Apple doesn't need to fight tooth and nail with low-end Android vendors for smartphone and tablet market share to produce a good return for long-term investors. In fact, Apple is better off continuing to focus its efforts on the upper half of the market.

That said, Apple investors shouldn't be satisfied with the recent trend of stagnant to declining earnings. In that context, the fact that Apple is still far more profitable than other device manufacturers is irrelevant.

So what should Apple investors be looking for? First, Apple needs to be able to grow iPhone and iPad sales -- even a high single-digit rate would be acceptable -- while keeping margins roughly steady. By this metric, the iPhone seems to be successful, but the iPad is falling short.

Second, Apple needs to diversify its revenue base by introducing new products that will catch on with consumers. CEO Tim Cook has repeatedly promised in the past year that Apple will introduce new product lines before the end of 2014. Now investors just have to wait to see what Apple has developed, and whether it will be successful.

Foolish bottom line
Apple bears correctly recognize that the company is not in as strong a position today as it was even two years ago. However, the problem is not that Apple is losing market share, but that it has been forced to sacrifice some of its profit margin to remain competitive.

Meanwhile, Apple bulls wisely ignore the market share statistics but gloss over the fact that Apple's earnings are well below 2012 levels. Clearly, something is wrong, and pointing out that Apple is still the most profitable mobile device manufacturer is beside the point. Investors who can tune out this noise and focus on Apple's fundamentals will have a big advantage over the rest of the market.

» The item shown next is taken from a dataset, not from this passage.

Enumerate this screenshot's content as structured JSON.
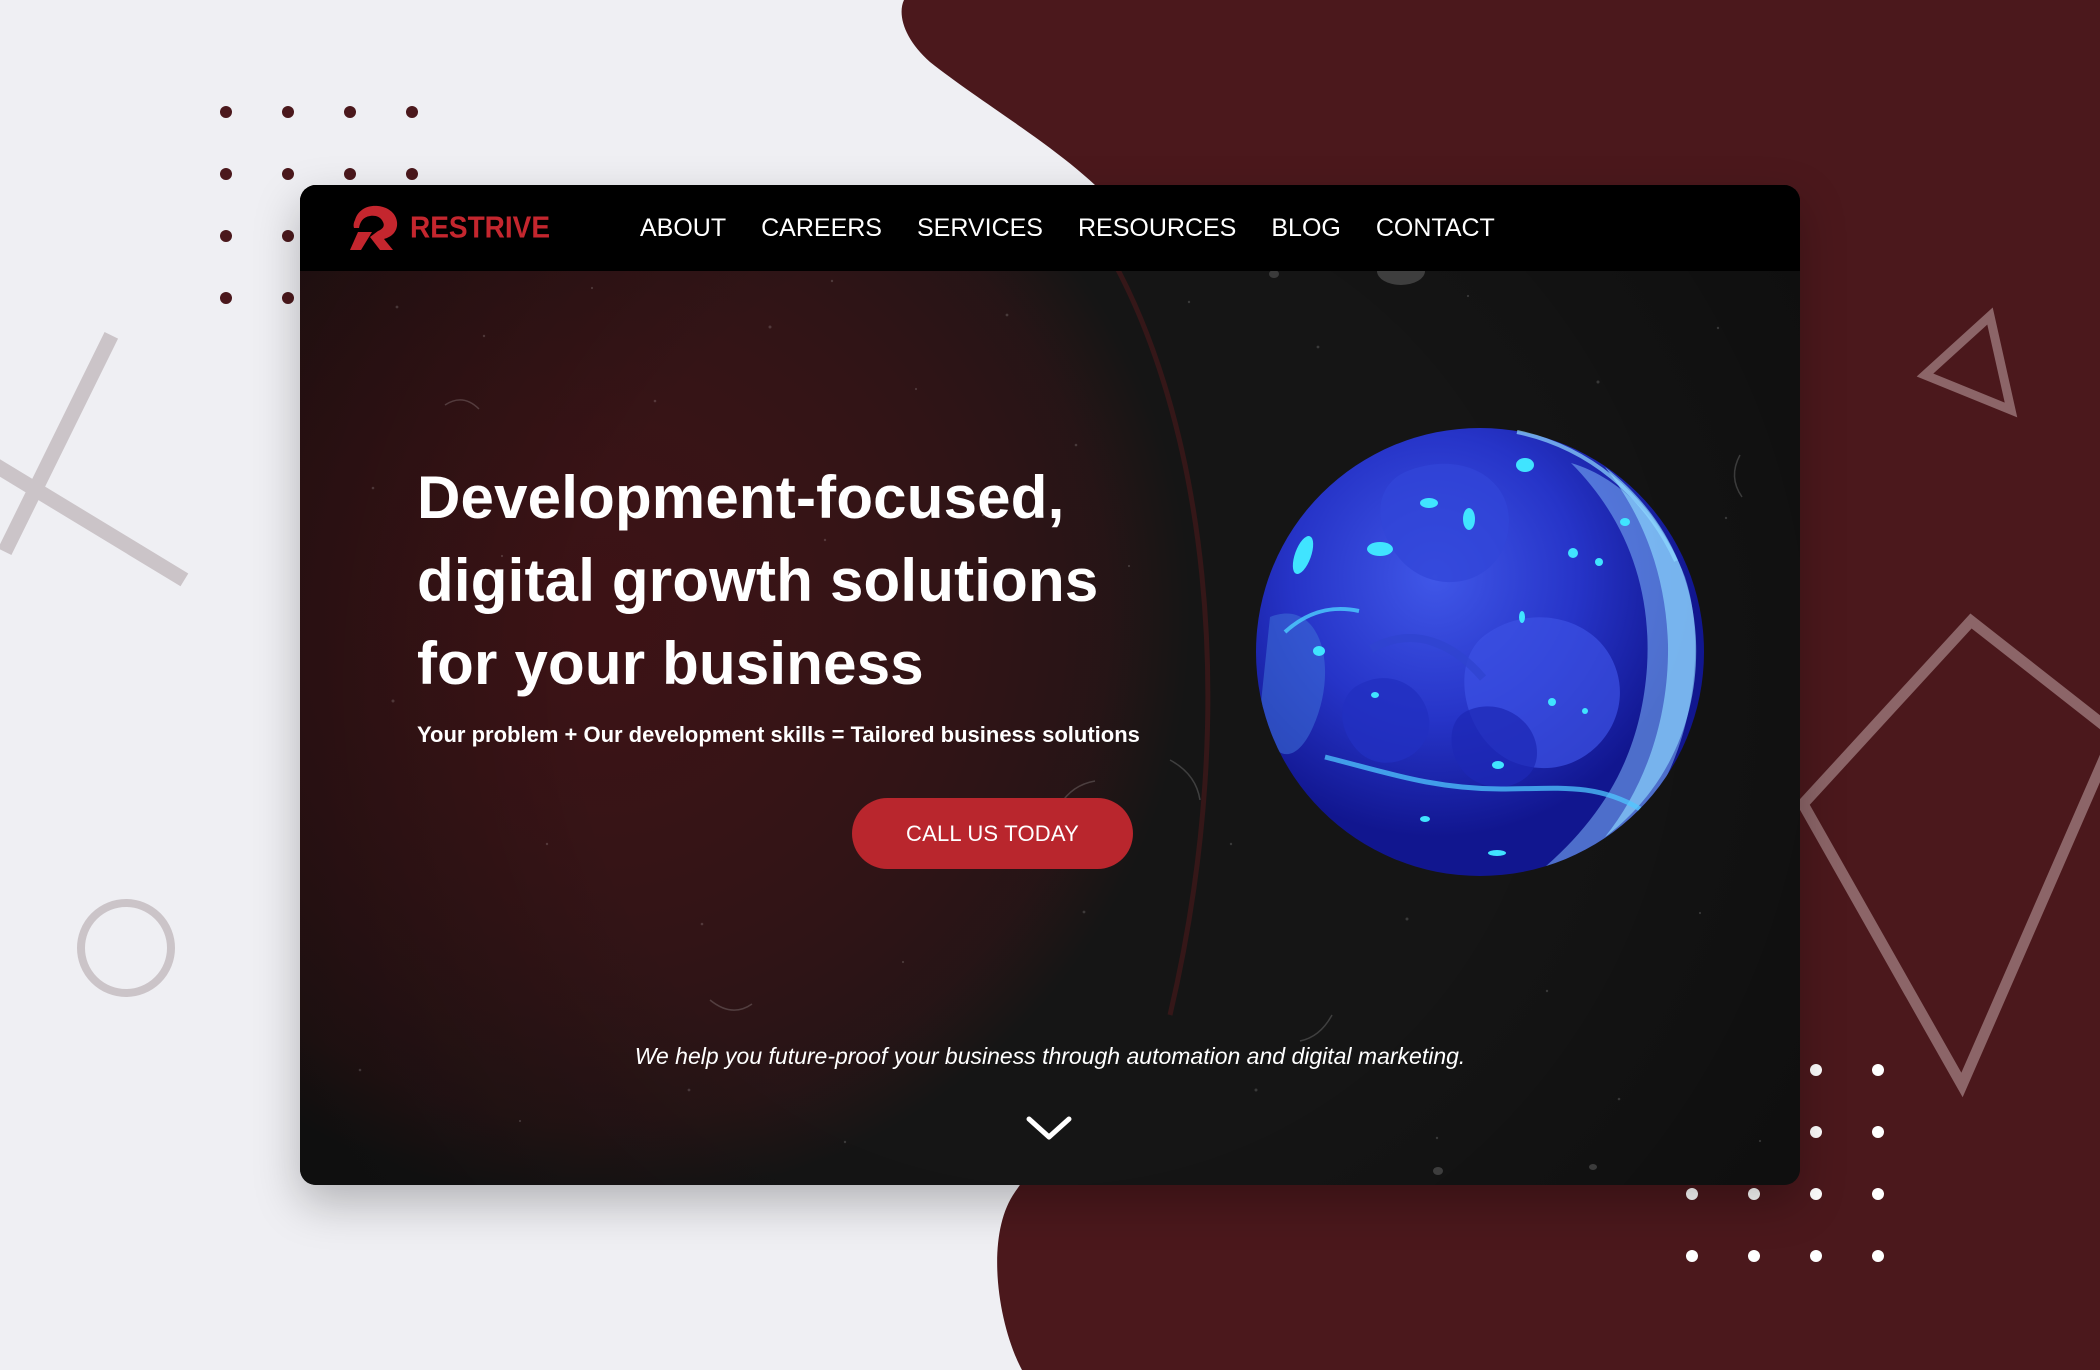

This article represents the opinion of the writer, who may disagree with the “official” recommendation position of a Motley Fool premium advisory service. We’re motley! Questioning an investing thesis -- even one of our own -- helps us all think critically about investing and make decisions that help us become smarter, happier, and richer.